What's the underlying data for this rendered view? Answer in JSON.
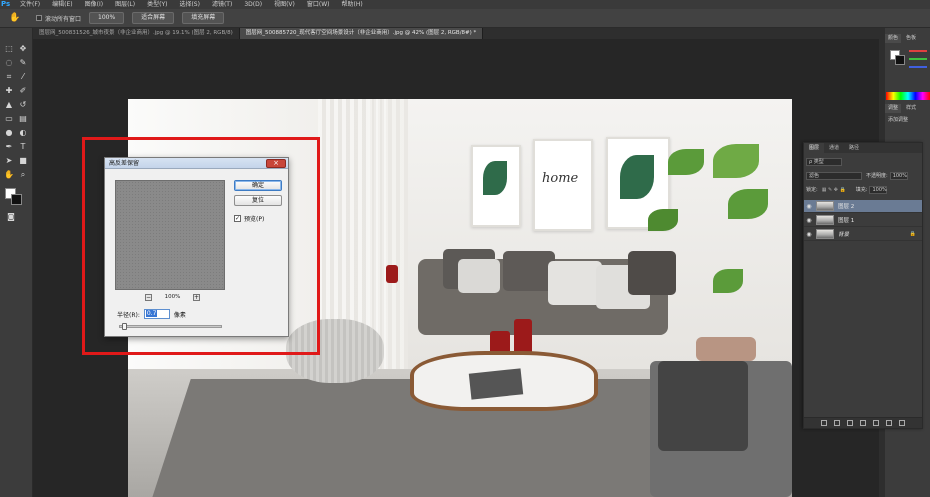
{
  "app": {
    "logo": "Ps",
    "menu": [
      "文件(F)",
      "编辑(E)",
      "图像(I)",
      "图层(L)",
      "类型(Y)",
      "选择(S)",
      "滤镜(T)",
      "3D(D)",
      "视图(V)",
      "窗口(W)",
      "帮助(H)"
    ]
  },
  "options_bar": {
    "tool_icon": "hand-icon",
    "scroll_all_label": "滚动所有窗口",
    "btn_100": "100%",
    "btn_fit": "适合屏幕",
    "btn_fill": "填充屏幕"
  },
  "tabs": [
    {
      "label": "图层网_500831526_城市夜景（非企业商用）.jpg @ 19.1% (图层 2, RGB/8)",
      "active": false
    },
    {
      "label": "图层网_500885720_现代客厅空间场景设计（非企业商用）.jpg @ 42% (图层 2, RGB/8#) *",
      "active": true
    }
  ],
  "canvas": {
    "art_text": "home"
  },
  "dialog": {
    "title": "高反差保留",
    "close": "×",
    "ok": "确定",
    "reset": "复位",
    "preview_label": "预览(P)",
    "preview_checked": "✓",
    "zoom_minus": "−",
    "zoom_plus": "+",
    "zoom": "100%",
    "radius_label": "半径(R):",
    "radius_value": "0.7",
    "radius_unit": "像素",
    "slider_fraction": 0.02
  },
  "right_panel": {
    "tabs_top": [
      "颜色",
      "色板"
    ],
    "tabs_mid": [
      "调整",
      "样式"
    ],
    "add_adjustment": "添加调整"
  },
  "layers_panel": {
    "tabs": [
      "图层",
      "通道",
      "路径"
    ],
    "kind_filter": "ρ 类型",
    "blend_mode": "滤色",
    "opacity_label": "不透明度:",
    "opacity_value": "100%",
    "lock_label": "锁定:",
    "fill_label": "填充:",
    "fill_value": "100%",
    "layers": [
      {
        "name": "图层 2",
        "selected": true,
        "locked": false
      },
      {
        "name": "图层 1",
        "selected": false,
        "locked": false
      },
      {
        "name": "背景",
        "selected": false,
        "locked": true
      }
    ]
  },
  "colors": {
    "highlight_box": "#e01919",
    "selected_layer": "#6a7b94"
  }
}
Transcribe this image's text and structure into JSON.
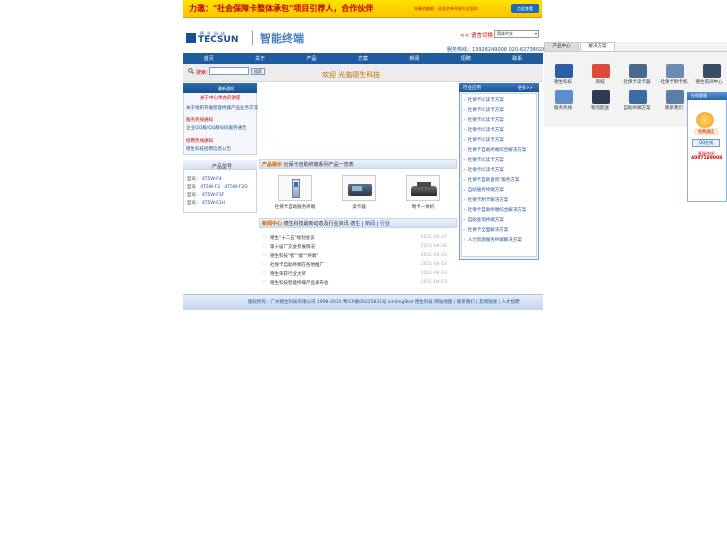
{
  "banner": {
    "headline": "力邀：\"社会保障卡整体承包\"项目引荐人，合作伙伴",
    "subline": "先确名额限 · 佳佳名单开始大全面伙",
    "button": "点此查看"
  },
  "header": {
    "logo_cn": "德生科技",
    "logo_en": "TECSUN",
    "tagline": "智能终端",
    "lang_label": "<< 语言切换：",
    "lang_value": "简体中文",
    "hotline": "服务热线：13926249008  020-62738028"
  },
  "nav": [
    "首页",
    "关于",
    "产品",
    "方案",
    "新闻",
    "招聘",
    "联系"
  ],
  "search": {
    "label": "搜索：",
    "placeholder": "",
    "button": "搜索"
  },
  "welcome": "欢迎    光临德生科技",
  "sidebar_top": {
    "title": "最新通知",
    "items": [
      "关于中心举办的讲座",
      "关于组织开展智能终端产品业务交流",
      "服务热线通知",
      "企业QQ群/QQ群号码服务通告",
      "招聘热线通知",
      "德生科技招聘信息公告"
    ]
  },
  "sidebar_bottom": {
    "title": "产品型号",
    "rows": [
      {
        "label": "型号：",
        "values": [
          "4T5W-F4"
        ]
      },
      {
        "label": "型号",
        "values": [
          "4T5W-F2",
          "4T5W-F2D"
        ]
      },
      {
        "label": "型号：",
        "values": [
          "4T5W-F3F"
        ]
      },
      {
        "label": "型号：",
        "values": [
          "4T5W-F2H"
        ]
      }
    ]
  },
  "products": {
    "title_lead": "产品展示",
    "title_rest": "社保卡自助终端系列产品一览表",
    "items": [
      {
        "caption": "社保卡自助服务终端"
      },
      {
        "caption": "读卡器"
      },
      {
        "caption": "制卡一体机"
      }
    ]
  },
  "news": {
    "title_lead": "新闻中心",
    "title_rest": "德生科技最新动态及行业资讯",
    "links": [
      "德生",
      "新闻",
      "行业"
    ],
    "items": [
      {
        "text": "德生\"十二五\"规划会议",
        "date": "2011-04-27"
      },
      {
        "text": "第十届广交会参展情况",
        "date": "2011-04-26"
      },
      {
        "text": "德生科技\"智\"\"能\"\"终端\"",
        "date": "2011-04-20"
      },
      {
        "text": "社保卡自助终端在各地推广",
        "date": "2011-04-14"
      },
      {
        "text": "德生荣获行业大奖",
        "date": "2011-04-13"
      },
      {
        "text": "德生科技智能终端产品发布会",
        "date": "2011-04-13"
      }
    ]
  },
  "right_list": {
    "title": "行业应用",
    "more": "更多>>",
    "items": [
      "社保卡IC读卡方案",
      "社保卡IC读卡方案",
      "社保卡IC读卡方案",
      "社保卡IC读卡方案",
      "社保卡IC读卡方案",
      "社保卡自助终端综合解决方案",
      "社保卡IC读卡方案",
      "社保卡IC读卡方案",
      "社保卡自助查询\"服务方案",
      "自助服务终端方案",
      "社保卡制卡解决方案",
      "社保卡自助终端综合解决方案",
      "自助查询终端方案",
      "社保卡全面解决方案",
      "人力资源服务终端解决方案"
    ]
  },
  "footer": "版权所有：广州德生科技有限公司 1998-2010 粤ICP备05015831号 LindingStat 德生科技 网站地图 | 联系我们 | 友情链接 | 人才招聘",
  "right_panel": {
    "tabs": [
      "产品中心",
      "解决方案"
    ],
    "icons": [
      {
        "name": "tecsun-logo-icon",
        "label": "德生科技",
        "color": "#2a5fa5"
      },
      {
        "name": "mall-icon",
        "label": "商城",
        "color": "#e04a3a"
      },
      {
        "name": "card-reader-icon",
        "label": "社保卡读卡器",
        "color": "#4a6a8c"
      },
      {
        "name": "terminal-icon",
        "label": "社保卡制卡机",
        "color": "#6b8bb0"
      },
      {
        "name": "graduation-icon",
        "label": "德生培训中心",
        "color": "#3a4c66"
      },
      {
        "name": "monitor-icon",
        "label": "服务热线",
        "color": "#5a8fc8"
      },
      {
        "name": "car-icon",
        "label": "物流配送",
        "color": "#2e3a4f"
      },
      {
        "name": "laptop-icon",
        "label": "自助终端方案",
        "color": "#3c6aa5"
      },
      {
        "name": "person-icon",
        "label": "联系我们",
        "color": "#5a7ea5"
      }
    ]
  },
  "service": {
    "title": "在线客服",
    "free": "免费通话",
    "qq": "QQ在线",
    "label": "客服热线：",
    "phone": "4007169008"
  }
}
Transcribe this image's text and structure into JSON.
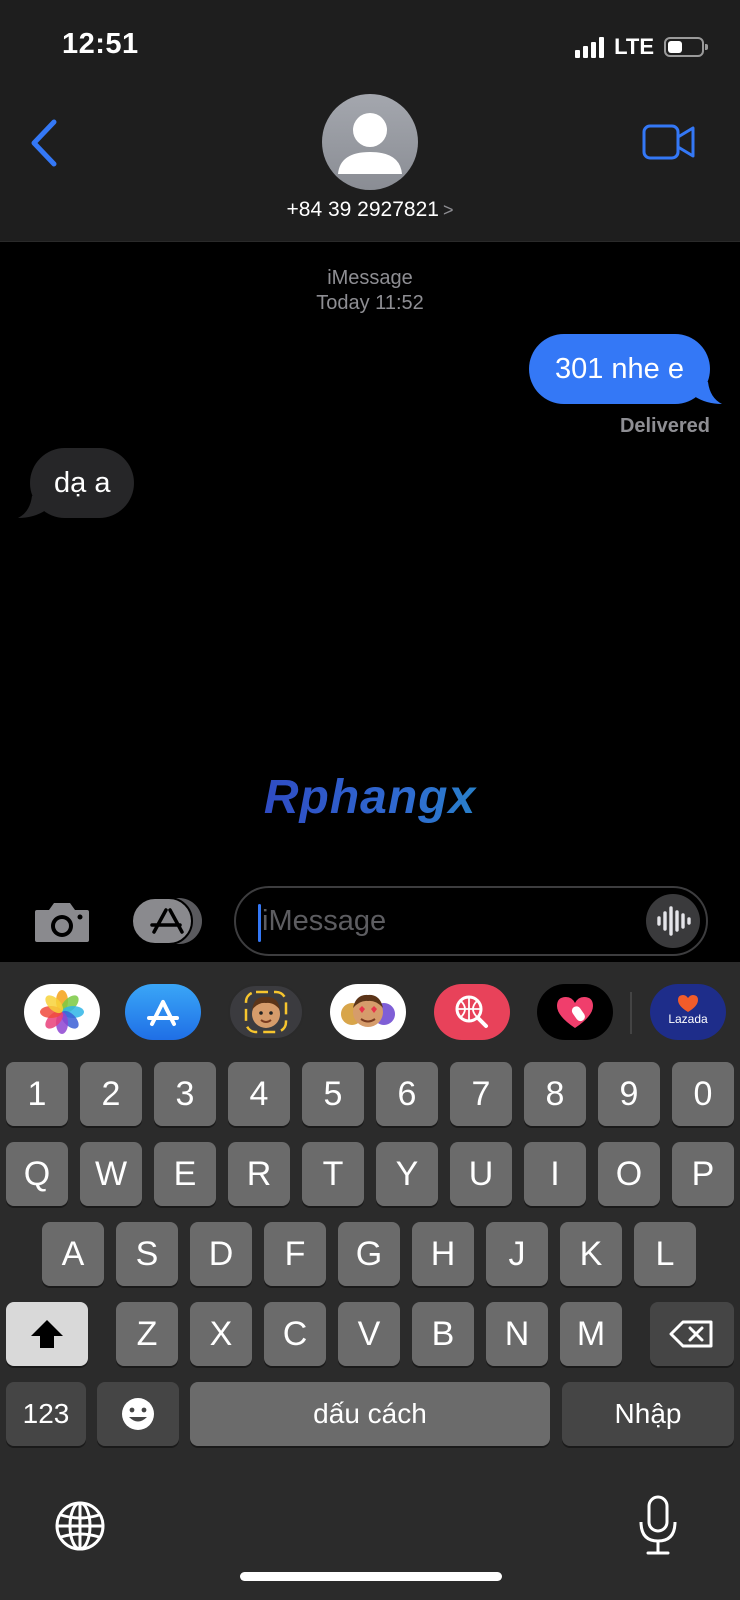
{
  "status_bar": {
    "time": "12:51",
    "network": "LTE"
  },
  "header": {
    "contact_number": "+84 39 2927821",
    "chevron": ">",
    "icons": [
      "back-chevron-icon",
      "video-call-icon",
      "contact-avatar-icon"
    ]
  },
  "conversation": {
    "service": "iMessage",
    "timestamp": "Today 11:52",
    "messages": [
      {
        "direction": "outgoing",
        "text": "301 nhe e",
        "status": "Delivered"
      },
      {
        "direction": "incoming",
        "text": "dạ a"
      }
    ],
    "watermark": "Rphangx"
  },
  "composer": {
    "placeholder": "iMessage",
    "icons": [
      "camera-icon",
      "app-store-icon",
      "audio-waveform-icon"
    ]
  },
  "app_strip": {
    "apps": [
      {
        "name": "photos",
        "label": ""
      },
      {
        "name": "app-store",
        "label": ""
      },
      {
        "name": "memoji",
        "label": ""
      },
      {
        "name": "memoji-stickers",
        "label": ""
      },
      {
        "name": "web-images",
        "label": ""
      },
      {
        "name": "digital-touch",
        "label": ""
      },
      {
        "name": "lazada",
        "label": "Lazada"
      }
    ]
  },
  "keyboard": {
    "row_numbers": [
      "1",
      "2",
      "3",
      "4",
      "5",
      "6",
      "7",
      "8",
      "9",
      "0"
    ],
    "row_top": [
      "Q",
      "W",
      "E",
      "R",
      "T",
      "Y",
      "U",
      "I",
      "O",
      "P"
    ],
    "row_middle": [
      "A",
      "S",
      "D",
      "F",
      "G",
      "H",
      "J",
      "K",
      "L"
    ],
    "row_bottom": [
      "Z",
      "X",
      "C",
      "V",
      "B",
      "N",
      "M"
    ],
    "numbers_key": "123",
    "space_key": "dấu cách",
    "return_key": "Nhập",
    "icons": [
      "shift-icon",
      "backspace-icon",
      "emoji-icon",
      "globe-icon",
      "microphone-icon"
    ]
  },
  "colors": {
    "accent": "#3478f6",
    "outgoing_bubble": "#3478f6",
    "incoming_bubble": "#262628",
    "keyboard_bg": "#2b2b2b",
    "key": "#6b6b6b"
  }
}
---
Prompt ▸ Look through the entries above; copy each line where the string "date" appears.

Solved problem ▸
        "date": "2011-04-27"
        "date": "2011-04-26"
        "date": "2011-04-20"
        "date": "2011-04-14"
        "date": "2011-04-13"
        "date": "2011-04-13"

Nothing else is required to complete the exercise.